An MEP asks why her job has become so unfashionableby Neena Gill / February 20, 2000 / Leave a comment
This should be the hour of the European parliament. Last year it booted out the European commission and increased its power of scrutiny over European legislation. Yet suddenly nobody wants to be an MEP. Alan Donnelly, leader of the Labour group in Brussels, has just resigned. And when Pauline Green resigned as a London MEP, the next two down on Labour’s London list turned down the chance to replace her.
I was elected an MEP in June and I know already that it is not a glamorous calling. Donnelly gave as his reason for resigning the impossible amount of travel. The shuffling between three offices (in Brussels, Strasbourg and my West Midlands base covering 59 Westminster constituencies) is a pain; family-friendly it is not. Peripatetic courts might have been the way for monarchs to meet their nobles in the middle ages; they do not belong in the 21st century.
But like most things, the European parliament is what you make of it. Some of the new Tory MEPs seem to have little idea how the place works. They interrupt debates with silly points of order or complain that they have not been given information which is in the papers on their desks. Perhaps I have had beginners’ luck (a business background helps too), but if my brief experience is anything to go by it seems easier to make a difference in Brussels than at Westminster.

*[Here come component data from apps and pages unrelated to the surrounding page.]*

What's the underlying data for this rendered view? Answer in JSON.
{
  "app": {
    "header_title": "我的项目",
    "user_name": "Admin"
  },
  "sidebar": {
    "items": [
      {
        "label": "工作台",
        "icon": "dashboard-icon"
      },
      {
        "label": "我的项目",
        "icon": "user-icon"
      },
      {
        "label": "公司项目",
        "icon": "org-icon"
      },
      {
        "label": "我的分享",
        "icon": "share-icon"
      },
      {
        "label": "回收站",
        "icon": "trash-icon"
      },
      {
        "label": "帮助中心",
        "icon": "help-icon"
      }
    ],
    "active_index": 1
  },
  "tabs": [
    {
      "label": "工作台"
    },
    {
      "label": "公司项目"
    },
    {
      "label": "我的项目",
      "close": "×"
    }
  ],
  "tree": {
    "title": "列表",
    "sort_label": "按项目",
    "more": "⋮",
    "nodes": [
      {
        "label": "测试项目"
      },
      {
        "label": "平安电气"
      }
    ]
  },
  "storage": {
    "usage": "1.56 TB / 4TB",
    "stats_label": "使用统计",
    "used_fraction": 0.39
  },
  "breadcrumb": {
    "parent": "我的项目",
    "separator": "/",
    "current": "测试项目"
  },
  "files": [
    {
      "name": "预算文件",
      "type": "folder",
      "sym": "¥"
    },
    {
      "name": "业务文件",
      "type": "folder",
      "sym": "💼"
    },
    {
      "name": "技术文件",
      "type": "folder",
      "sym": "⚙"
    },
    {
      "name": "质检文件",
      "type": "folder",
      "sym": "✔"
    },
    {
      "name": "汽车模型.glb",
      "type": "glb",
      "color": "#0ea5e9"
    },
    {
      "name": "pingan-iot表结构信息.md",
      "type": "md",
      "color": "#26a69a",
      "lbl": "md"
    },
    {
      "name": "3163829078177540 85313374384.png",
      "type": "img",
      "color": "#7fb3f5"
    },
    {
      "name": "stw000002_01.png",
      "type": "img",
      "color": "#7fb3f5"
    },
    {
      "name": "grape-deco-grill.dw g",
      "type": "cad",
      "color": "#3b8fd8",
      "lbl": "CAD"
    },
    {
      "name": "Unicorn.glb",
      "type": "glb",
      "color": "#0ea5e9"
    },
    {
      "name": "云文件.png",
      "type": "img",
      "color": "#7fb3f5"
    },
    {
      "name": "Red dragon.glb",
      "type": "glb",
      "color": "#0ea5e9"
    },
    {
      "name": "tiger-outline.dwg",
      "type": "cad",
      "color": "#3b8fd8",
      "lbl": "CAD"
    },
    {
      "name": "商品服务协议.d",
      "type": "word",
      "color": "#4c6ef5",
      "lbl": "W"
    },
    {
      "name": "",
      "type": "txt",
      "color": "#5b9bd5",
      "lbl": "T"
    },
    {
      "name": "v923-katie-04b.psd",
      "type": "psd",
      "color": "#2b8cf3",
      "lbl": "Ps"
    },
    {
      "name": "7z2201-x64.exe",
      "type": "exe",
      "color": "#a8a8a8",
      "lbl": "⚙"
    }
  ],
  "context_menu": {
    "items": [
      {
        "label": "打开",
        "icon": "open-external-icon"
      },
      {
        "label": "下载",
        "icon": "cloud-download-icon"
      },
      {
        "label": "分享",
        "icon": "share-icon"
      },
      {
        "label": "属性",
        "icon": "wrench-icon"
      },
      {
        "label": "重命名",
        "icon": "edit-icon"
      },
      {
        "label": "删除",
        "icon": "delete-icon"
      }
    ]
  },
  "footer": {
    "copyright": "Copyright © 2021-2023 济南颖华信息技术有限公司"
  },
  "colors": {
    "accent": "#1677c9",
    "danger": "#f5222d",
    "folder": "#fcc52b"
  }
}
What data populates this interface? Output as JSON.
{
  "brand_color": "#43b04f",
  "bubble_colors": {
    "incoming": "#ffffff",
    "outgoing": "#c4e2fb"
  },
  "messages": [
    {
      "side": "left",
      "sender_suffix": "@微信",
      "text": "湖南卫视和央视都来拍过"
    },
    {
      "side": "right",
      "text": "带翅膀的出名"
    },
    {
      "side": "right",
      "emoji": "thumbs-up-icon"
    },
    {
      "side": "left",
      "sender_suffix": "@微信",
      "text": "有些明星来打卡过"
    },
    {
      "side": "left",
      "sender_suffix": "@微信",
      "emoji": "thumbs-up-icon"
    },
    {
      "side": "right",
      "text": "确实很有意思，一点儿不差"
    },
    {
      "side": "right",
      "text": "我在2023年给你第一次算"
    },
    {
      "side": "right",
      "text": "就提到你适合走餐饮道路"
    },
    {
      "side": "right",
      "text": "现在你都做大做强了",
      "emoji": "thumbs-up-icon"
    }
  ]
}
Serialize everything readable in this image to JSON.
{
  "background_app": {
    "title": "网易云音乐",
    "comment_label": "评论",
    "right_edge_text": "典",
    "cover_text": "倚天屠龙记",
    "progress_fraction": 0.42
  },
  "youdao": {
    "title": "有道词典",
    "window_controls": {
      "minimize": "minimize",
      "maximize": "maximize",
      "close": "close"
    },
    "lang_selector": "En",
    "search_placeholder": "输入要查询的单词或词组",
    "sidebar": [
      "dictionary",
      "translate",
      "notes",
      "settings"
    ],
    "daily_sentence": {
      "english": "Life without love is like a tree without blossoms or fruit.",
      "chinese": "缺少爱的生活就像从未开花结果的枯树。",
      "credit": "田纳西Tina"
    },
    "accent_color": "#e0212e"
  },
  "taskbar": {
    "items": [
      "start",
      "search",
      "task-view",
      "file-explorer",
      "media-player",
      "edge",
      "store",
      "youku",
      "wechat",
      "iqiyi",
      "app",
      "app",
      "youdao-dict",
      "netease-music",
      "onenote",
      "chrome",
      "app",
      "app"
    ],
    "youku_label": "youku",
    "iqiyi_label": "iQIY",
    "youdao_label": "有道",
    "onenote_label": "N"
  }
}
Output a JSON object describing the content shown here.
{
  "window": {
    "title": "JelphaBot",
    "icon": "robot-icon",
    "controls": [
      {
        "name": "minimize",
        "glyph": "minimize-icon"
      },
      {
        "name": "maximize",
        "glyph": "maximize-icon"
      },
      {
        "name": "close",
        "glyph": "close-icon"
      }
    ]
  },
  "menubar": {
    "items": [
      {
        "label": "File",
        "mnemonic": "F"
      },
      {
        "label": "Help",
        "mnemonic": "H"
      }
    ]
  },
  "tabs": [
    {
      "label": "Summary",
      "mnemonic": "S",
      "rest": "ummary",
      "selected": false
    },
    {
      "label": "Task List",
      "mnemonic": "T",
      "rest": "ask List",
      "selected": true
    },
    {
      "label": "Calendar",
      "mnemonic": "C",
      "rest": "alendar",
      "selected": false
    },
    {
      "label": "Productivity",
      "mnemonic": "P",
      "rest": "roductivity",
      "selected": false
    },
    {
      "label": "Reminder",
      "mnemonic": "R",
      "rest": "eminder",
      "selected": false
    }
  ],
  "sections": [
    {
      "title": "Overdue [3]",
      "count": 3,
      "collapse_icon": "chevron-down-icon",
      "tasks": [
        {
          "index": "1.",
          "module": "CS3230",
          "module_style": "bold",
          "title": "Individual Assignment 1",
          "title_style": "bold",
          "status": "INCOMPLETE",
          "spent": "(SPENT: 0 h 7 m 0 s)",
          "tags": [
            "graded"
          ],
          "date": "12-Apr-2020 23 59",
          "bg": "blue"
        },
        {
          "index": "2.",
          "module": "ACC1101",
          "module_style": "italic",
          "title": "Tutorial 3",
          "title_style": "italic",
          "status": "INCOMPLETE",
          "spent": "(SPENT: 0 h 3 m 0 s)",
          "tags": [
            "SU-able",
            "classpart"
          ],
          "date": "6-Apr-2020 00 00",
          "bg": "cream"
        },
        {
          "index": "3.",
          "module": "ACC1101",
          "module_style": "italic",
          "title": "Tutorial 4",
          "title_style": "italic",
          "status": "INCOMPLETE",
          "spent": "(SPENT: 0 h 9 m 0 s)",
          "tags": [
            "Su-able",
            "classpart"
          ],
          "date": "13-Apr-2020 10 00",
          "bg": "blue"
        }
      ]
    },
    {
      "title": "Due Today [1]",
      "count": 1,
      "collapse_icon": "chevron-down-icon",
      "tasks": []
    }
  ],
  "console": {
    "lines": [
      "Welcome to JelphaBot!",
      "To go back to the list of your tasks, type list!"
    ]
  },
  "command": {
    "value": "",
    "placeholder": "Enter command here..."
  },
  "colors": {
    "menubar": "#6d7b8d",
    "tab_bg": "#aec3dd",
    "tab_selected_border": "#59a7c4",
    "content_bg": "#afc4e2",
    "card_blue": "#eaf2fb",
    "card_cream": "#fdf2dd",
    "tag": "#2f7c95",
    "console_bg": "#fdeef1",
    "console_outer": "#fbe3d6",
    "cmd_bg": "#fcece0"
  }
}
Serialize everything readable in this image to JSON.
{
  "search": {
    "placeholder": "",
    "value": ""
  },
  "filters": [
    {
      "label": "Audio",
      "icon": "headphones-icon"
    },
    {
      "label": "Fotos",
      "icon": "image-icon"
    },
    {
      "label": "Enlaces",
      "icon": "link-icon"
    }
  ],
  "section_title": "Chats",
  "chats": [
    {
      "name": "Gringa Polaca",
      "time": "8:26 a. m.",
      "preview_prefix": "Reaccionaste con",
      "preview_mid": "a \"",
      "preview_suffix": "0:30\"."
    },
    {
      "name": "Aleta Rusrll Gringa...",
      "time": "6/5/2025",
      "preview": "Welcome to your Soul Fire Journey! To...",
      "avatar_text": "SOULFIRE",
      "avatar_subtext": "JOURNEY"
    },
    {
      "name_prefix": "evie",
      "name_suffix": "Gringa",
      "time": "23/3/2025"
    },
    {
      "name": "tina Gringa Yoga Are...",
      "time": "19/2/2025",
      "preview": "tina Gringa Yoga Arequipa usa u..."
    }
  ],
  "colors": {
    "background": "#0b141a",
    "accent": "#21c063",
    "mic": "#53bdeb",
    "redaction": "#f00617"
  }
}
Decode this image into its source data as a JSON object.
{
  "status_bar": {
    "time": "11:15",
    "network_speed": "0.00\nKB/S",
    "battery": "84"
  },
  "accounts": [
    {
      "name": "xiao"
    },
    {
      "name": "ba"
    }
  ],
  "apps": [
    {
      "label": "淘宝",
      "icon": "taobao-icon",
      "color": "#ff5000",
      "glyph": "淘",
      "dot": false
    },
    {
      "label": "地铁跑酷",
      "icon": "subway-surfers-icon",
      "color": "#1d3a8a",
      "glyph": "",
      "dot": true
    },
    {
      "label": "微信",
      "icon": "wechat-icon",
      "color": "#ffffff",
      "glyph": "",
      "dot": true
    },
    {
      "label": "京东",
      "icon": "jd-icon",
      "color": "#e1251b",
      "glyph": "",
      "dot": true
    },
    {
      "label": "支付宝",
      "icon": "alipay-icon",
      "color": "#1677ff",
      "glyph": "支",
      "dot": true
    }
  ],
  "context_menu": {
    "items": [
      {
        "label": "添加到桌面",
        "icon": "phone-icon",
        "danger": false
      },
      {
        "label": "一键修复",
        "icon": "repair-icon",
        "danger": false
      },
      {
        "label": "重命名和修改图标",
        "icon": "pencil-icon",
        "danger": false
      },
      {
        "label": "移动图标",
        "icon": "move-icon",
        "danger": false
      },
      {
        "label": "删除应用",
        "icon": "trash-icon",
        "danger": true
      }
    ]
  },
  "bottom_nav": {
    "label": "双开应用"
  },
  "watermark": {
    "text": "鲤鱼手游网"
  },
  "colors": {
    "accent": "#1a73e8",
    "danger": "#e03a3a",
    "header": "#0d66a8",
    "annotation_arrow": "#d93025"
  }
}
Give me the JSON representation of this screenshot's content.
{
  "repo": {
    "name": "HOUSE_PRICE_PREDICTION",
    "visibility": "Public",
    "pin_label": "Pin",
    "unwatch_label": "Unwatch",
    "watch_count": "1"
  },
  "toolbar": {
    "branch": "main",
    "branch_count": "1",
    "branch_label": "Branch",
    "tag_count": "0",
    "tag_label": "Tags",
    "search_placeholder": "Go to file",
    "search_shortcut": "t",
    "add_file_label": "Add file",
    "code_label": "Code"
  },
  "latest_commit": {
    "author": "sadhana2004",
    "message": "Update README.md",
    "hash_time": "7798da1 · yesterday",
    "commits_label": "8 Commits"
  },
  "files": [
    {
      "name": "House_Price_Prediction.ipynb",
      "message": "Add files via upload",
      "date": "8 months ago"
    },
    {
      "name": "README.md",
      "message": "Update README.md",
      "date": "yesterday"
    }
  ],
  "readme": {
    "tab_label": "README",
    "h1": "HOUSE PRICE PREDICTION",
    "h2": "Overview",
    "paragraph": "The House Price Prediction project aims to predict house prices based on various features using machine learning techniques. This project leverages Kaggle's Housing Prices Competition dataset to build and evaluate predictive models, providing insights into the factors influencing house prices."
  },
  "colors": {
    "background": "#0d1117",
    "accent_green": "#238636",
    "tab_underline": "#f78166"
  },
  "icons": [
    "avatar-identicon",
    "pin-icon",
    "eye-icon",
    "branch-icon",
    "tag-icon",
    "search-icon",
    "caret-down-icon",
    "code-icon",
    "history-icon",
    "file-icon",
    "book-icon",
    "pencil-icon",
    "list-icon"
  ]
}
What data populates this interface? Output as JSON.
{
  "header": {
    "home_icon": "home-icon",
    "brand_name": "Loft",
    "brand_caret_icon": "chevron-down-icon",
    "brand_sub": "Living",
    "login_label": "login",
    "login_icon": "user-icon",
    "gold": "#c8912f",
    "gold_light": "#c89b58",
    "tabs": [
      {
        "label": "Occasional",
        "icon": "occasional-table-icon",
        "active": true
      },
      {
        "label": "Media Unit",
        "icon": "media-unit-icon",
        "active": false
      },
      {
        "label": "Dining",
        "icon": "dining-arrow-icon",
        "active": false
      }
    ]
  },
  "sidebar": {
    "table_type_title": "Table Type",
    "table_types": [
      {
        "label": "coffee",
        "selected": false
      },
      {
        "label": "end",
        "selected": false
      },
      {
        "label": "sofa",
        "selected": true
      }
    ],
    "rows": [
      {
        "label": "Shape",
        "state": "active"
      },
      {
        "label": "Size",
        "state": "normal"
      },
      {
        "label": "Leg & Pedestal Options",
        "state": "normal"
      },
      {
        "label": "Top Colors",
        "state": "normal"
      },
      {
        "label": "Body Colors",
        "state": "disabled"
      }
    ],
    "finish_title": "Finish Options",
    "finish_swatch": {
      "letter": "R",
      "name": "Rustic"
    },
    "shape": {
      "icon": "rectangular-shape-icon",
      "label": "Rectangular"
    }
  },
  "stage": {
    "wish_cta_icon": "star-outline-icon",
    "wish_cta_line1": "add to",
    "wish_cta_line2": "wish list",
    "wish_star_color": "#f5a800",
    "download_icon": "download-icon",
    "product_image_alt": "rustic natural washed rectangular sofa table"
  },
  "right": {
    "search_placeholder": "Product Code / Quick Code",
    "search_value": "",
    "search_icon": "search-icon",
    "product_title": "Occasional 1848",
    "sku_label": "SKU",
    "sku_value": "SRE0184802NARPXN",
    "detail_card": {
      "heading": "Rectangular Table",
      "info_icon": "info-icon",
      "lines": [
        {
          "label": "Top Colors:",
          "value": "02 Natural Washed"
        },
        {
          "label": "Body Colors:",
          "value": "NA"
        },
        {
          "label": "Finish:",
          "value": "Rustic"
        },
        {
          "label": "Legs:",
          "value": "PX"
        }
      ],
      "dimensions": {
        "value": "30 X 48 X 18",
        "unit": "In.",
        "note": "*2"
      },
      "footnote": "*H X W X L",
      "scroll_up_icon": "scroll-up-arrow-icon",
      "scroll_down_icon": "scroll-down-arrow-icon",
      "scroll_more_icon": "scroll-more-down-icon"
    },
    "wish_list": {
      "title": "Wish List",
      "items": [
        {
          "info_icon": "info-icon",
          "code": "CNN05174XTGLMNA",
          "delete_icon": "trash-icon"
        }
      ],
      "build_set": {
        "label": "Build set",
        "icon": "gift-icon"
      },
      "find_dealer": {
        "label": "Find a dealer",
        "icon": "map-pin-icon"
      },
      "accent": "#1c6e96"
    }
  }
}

My maiden speech at a plenary session of the whole parliament was not, however, a success. I found myself intervening to ask Neil Kinnock why France had been let off with such a small fine for its misallocation of World Cup tickets. It got off to a bad start when a “Mr Gill” was called to speak, and I never quite recovered.
My second intervention was more effective. As a member of the parliament’s budget committee, I receive a huge amount of paperwork. Last September, trawling through the fine print of the budget for 2000, my researcher noticed that the commission was planning to cut by 50m euros the EU subsidy to school milk. This seemed a large cut which would add to the problems faced by farmers in my constituency. So I wrote letters to farming and milk organisations, raised the issue at the budget committee, and eventually spoke at a plenary session about the milk cut. At first the commission was dismissive,…